Data entries:
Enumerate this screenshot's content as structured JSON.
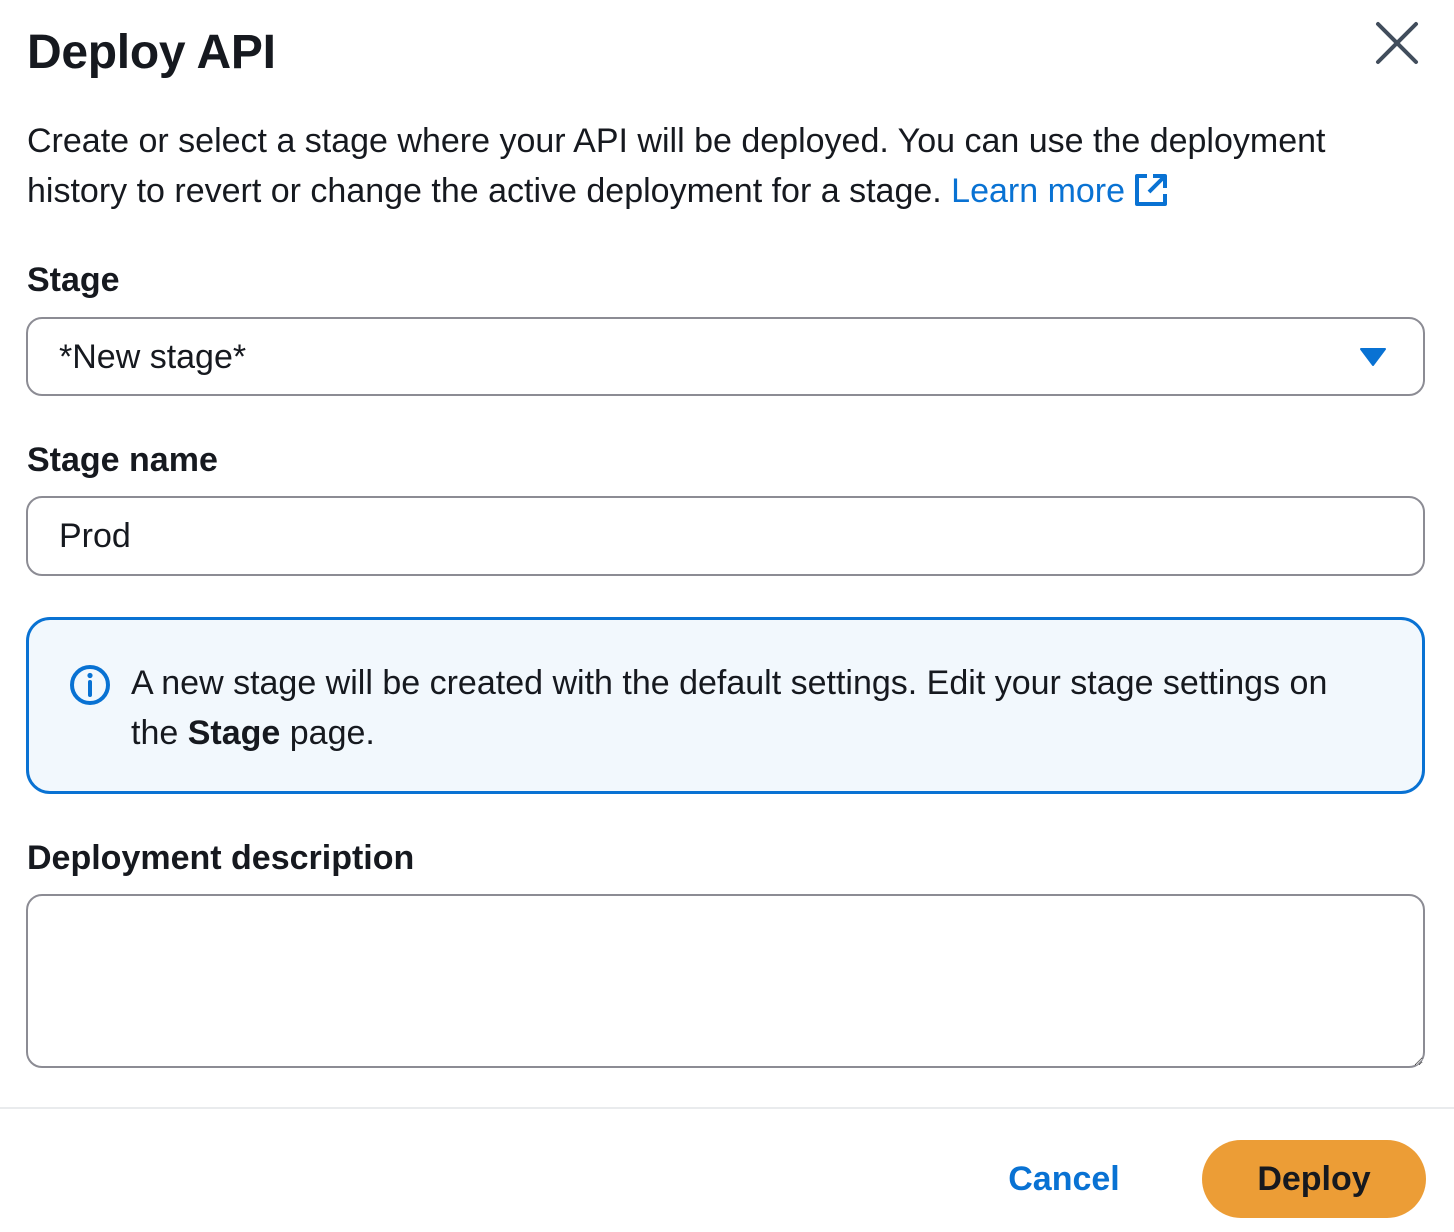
{
  "modal": {
    "title": "Deploy API",
    "description": "Create or select a stage where your API will be deployed. You can use the deployment history to revert or change the active deployment for a stage.",
    "learn_more": "Learn more"
  },
  "stage": {
    "label": "Stage",
    "selected": "*New stage*"
  },
  "stage_name": {
    "label": "Stage name",
    "value": "Prod"
  },
  "alert": {
    "text_before": "A new stage will be created with the default settings. Edit your stage settings on the ",
    "bold": "Stage",
    "text_after": " page."
  },
  "deployment_description": {
    "label": "Deployment description",
    "value": ""
  },
  "footer": {
    "cancel": "Cancel",
    "deploy": "Deploy"
  },
  "colors": {
    "link": "#0972d3",
    "primary_button": "#ec9d36",
    "alert_background": "#f2f8fd",
    "alert_border": "#0972d3"
  },
  "icons": {
    "close": "close-icon",
    "external_link": "external-link-icon",
    "dropdown": "caret-down-icon",
    "info": "info-icon"
  }
}
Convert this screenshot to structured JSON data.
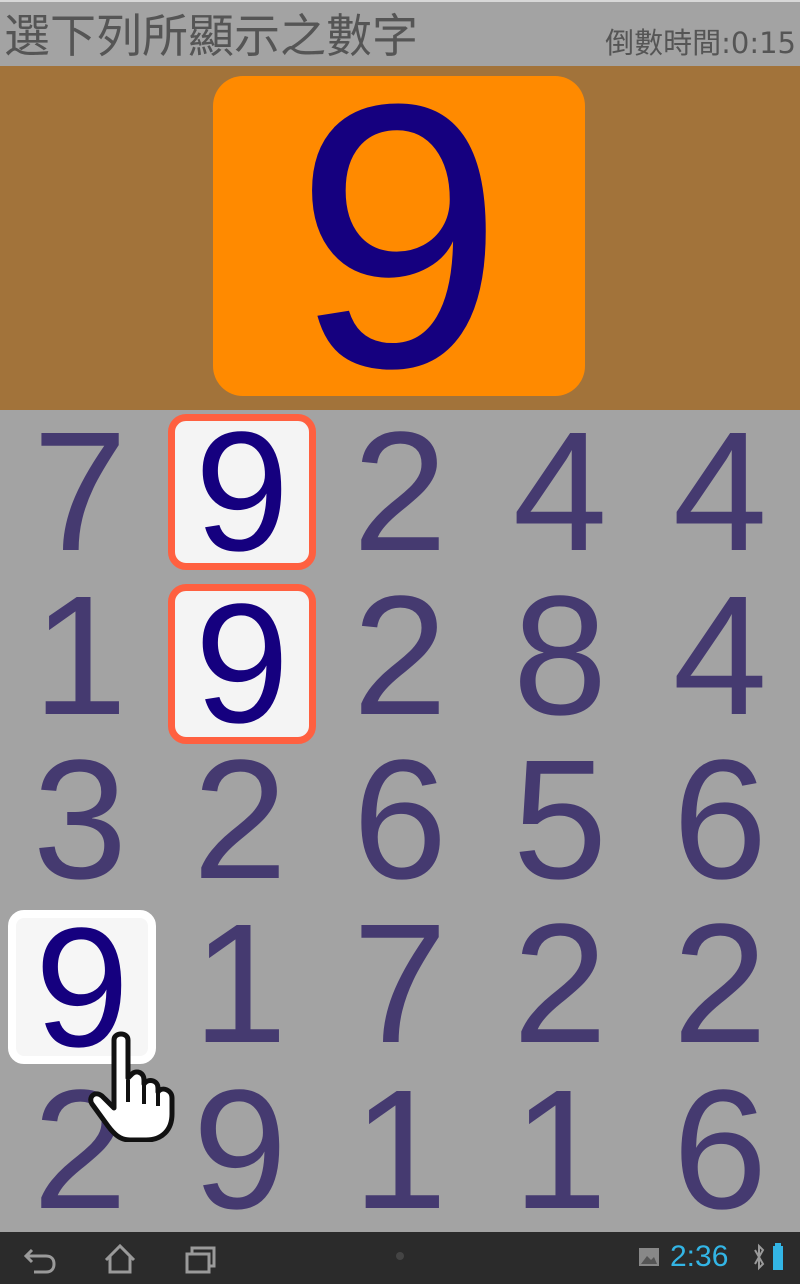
{
  "header": {
    "title": "選下列所顯示之數字",
    "timer": "倒數時間:0:15"
  },
  "target": {
    "digit": "9"
  },
  "grid": {
    "rows": [
      [
        "7",
        "9",
        "2",
        "4",
        "4"
      ],
      [
        "1",
        "9",
        "2",
        "8",
        "4"
      ],
      [
        "3",
        "2",
        "6",
        "5",
        "6"
      ],
      [
        "9",
        "1",
        "7",
        "2",
        "2"
      ],
      [
        "2",
        "9",
        "1",
        "1",
        "6"
      ]
    ],
    "highlighted_red": [
      [
        0,
        1
      ],
      [
        1,
        1
      ]
    ],
    "highlighted_white": [
      [
        3,
        0
      ]
    ]
  },
  "colors": {
    "target_bg": "#ff8a00",
    "panel_bg": "#a2733a",
    "digit_dark": "#15007f",
    "digit": "#453a70",
    "highlight_border": "#ff6040"
  },
  "navbar": {
    "icons": [
      "back-icon",
      "home-icon",
      "recent-apps-icon",
      "gallery-icon",
      "bluetooth-icon",
      "battery-icon"
    ],
    "time": "2:36"
  }
}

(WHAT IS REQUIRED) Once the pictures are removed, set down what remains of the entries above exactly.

(RESULT)
Enumerate this screenshot's content as structured JSON.
{
  "modal": {
    "title": "Deploy API",
    "description": "Create or select a stage where your API will be deployed. You can use the deployment history to revert or change the active deployment for a stage.",
    "learn_more": "Learn more"
  },
  "stage": {
    "label": "Stage",
    "selected": "*New stage*"
  },
  "stage_name": {
    "label": "Stage name",
    "value": "Prod"
  },
  "alert": {
    "text_before": "A new stage will be created with the default settings. Edit your stage settings on the ",
    "bold": "Stage",
    "text_after": " page."
  },
  "deployment_description": {
    "label": "Deployment description",
    "value": ""
  },
  "footer": {
    "cancel": "Cancel",
    "deploy": "Deploy"
  },
  "colors": {
    "link": "#0972d3",
    "primary_button": "#ec9d36",
    "alert_background": "#f2f8fd",
    "alert_border": "#0972d3"
  },
  "icons": {
    "close": "close-icon",
    "external_link": "external-link-icon",
    "dropdown": "caret-down-icon",
    "info": "info-icon"
  }
}
Convert this screenshot to structured JSON data.
{
  "header": {
    "title": "選下列所顯示之數字",
    "timer": "倒數時間:0:15"
  },
  "target": {
    "digit": "9"
  },
  "grid": {
    "rows": [
      [
        "7",
        "9",
        "2",
        "4",
        "4"
      ],
      [
        "1",
        "9",
        "2",
        "8",
        "4"
      ],
      [
        "3",
        "2",
        "6",
        "5",
        "6"
      ],
      [
        "9",
        "1",
        "7",
        "2",
        "2"
      ],
      [
        "2",
        "9",
        "1",
        "1",
        "6"
      ]
    ],
    "highlighted_red": [
      [
        0,
        1
      ],
      [
        1,
        1
      ]
    ],
    "highlighted_white": [
      [
        3,
        0
      ]
    ]
  },
  "colors": {
    "target_bg": "#ff8a00",
    "panel_bg": "#a2733a",
    "digit_dark": "#15007f",
    "digit": "#453a70",
    "highlight_border": "#ff6040"
  },
  "navbar": {
    "icons": [
      "back-icon",
      "home-icon",
      "recent-apps-icon",
      "gallery-icon",
      "bluetooth-icon",
      "battery-icon"
    ],
    "time": "2:36"
  }
}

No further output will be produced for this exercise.